My vision of the perfect road car is a front-engined Grand Touring (GT) car. These cars have the room for occasional weekend trips as well as the performance and exclusivity we desire in a supercar. Let us look at the prospects. Leading the way from Italy is Ferrari with the current 599 GTB Fiorano. This is a classic front-engine, 12-cylinder GT car. Also from Italy is the Maserati GranTurismo, a beautiful V8-powered GT. Italians invented the modern super car concept, so they must be considered first.
From England, the home of the classic Grand Tourer, there are two Aston Martin models, the DB9 and V8 Vantage. The DB9 uses a 6.0L v12 while the Vantage makes do with a 4.7L V8. But let’s not forget the Jaguar XK, which is gorgeous, but lives in the shadow of the Vantage.
I would like to include the Corvette, but GM has always managed to make this front-engined car with less storage space than most mid- and rear-engined cars. And a Viper, well, is just a Viper. Exciting, but not really a driver’s car. You will notice a lack of German makes, they make great cars, of that there is no question, but my car has to have passion and passion, for me, only comes from sports cars made in England or Italy.
With the list now shortened, I had to make a decision. We have the DB9, Vantage, XK, 599, and GranTurismo left to work with. Remember I want to drive this car, so it has to be somewhat reliable. Out went the Ferrari. Sadly there is no market for high-mileage used Ferraris. Besides, modern Ferraris aren’t as beautiful as they once were. They may be more efficient but not as beautiful. As for the DB9, it’s a beautiful car, but it’s not a daily driver.
Now there are three and the next to go is the Jaguar. Not that the Jaguar isn’t a good car, it’s just that it isn’t an exclusive car next to its design cousin, the Aston. (Remember we are still dreaming a little here, not actually making a purchase). On the surface, the Jaguar is the correct choice. A good daily driver with local service available. Very practical, very sensible and beautiful GT car. But, if I can only choose one, I cannot ignore exclusivity. Bye-bye Jag.

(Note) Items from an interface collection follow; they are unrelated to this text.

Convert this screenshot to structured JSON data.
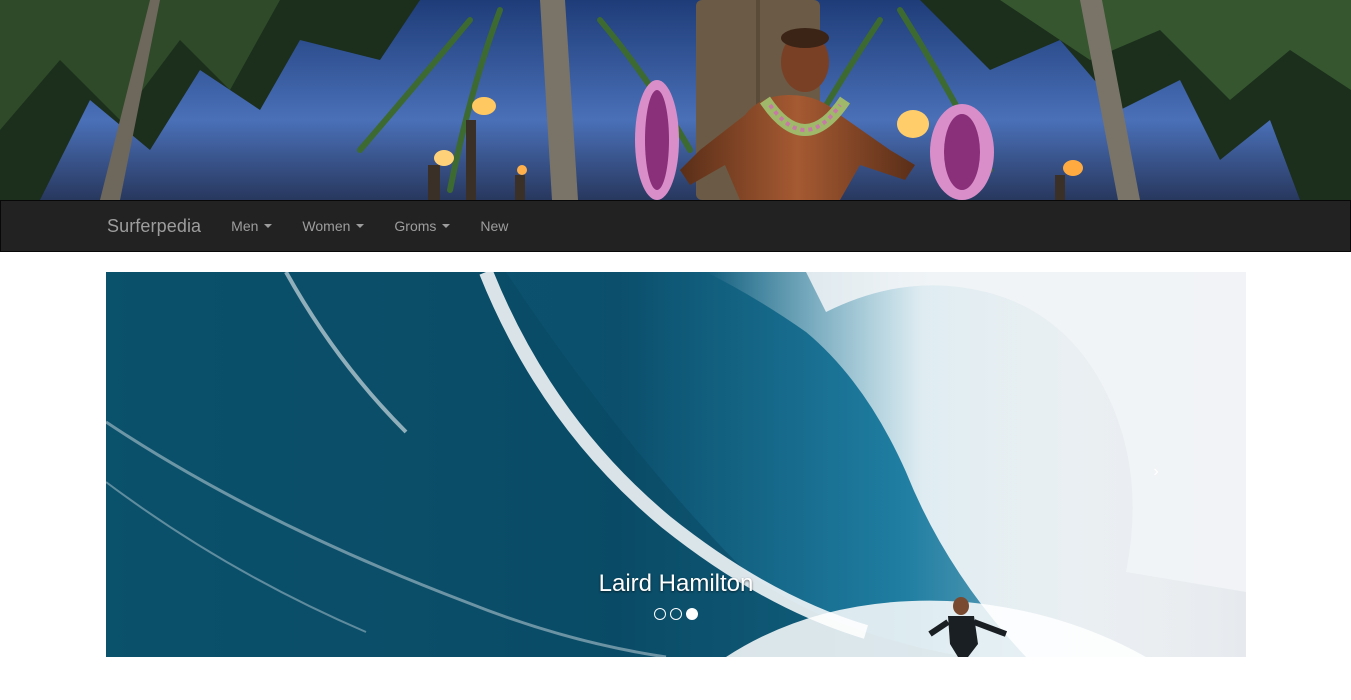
{
  "header": {
    "image_alt": "statue-banner"
  },
  "navbar": {
    "brand": "Surferpedia",
    "items": [
      {
        "label": "Men",
        "dropdown": true
      },
      {
        "label": "Women",
        "dropdown": true
      },
      {
        "label": "Groms",
        "dropdown": true
      },
      {
        "label": "New",
        "dropdown": false
      }
    ]
  },
  "carousel": {
    "caption": "Laird Hamilton",
    "next_icon": "chevron-right-icon",
    "next_glyph": "›",
    "slide_count": 3,
    "active_index": 2
  },
  "colors": {
    "navbar_bg": "#222222",
    "nav_text": "#9d9d9d",
    "caption": "#ffffff"
  }
}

Both of my remaining choices are great cars, they are among the most beautiful road cars ever and they have a high degree of technical development. My final decision will be met with some criticism though, but it will be justified. I love the V8 Vantage, its aggressive looks, its sound, its raw performance. It is the car I should choose. With its manual gear box, great suspension and a timeless history that exudes future value, the Aston is wonderful machine.
I chose the Maserati! Why? The Maserati is Italian, very Italian. It is too beautiful to ignore. In Italy, style comes before substance and the Maserati is the most beautiful of all these beautiful cars. From every angle it is as close to perfection as a car can get. I know that there is too much technology in the car, it is a potential service nightmare with computer controlled everything and traditional Italian electrics. But in the end, I would gladly put up with a car with a personality to gain the beauty of this machine. Now, would I buy the standard touring version or the up-rated S model? Logic, for my intended use, points to the standard version. So I have chosen the GranTurismoS. You can’t be practical all the time, and who knows, I might just slide out to Mosport one day for a few hot laps.
Now you have my story, please tell us about yours.